Some 15 minutes later, Mr Kenny was approached inside the hotel by hospital action committee spokesman John McDermott who asked the Taoiseach if he would honour his commitment to Roscommon hospital.

Mr Kenny responded “okay,okay”, as he withdrew his handshake and backed away.

Outside, gardaí summoned members of the public order unit after supporters of the Free Education for Everyone group, joined by NUI Galway students’ union, staged a “direct action” protest.

Gardaí, including members of the public order unit, also intervened during a protest outside Galway City Hall last evening, where Mr Kenny and party members attended a reception.

Several groups, including the Socialist Workers’ Party, the Galway Alliance Against War, students, and Roscommon hospital campaigners, took part in two separate demonstrations at the city hall entrance on College Road.

When several Fine Gael TDs were sighted walking towards the city hall, the protesters ran down the road towards them.

A number of deputies — including Minister for Health and Fine Gael deputy leader James Reilly, and Olivia Mitchell TD — were heckled and jostled.

Meanwhile, Minister for the Environment Phil Hogan told journalists there would not be inspection charges for septic tanks under proposals he is drawing up.

He said that from next year the owners of homes with septic tanks will have to pay a “very modest” charge for registering their septic tanks with the local authorities.
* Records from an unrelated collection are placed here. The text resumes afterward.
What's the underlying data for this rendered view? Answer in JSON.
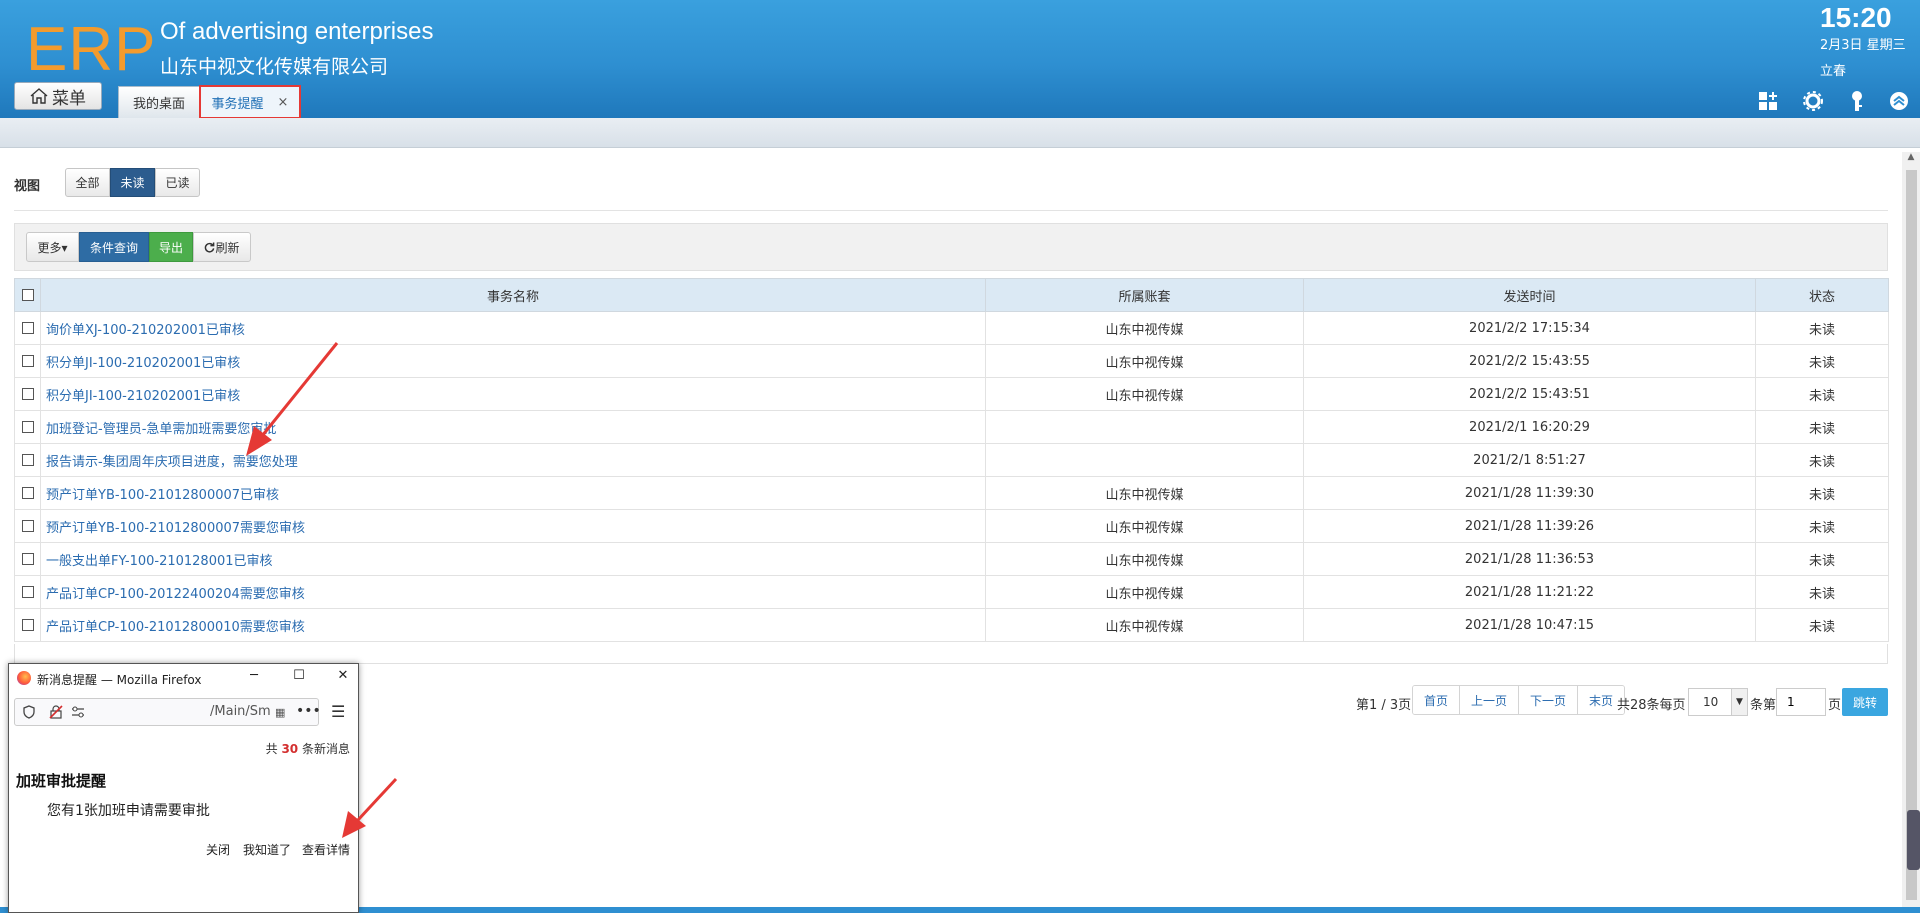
{
  "header": {
    "logo": "ERP",
    "company_en": "Of advertising enterprises",
    "company_cn": "山东中视文化传媒有限公司",
    "time": "15:20",
    "date": "2月3日 星期三",
    "solar_term": "立春",
    "menu_label": "菜单",
    "tabs": [
      {
        "label": "我的桌面"
      },
      {
        "label": "事务提醒",
        "close": "×"
      }
    ],
    "icons": [
      "grid-add-icon",
      "gear-icon",
      "key-icon",
      "collapse-up-icon"
    ]
  },
  "view": {
    "label": "视图",
    "options": [
      "全部",
      "未读",
      "已读"
    ],
    "selected": "未读"
  },
  "toolbar": {
    "more": "更多▾",
    "query": "条件查询",
    "export": "导出",
    "refresh": "刷新"
  },
  "table": {
    "columns": [
      "事务名称",
      "所属账套",
      "发送时间",
      "状态"
    ],
    "rows": [
      {
        "name": "询价单XJ-100-210202001已审核",
        "account": "山东中视传媒",
        "time": "2021/2/2 17:15:34",
        "status": "未读"
      },
      {
        "name": "积分单JI-100-210202001已审核",
        "account": "山东中视传媒",
        "time": "2021/2/2 15:43:55",
        "status": "未读"
      },
      {
        "name": "积分单JI-100-210202001已审核",
        "account": "山东中视传媒",
        "time": "2021/2/2 15:43:51",
        "status": "未读"
      },
      {
        "name": "加班登记-管理员-急单需加班需要您审批",
        "account": "",
        "time": "2021/2/1 16:20:29",
        "status": "未读"
      },
      {
        "name": "报告请示-集团周年庆项目进度，需要您处理",
        "account": "",
        "time": "2021/2/1 8:51:27",
        "status": "未读"
      },
      {
        "name": "预产订单YB-100-21012800007已审核",
        "account": "山东中视传媒",
        "time": "2021/1/28 11:39:30",
        "status": "未读"
      },
      {
        "name": "预产订单YB-100-21012800007需要您审核",
        "account": "山东中视传媒",
        "time": "2021/1/28 11:39:26",
        "status": "未读"
      },
      {
        "name": "一般支出单FY-100-210128001已审核",
        "account": "山东中视传媒",
        "time": "2021/1/28 11:36:53",
        "status": "未读"
      },
      {
        "name": "产品订单CP-100-20122400204需要您审核",
        "account": "山东中视传媒",
        "time": "2021/1/28 11:21:22",
        "status": "未读"
      },
      {
        "name": "产品订单CP-100-21012800010需要您审核",
        "account": "山东中视传媒",
        "time": "2021/1/28 10:47:15",
        "status": "未读"
      }
    ]
  },
  "pagination": {
    "page_info": "第1 / 3页",
    "first": "首页",
    "prev": "上一页",
    "next": "下一页",
    "last": "末页",
    "total_text": "共28条每页",
    "per_page": "10",
    "per_page_suffix": "条第",
    "page_input": "1",
    "page_suffix": "页",
    "go": "跳转"
  },
  "popup": {
    "window_title": "新消息提醒 — Mozilla Firefox",
    "url": "/Main/Sm",
    "count_prefix": "共",
    "count": "30",
    "count_suffix": "条新消息",
    "heading": "加班审批提醒",
    "body": "您有1张加班申请需要审批",
    "actions": [
      "关闭",
      "我知道了",
      "查看详情"
    ]
  },
  "colors": {
    "header_blue": "#2e8fd1",
    "logo_orange": "#f39b2d",
    "highlight_red": "#e53935",
    "link_blue": "#2b6cb0",
    "selected_seg": "#2c5c8e",
    "export_green": "#4cae4c"
  }
}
The charge is expected to be in the region of €50 and will not be payable every year.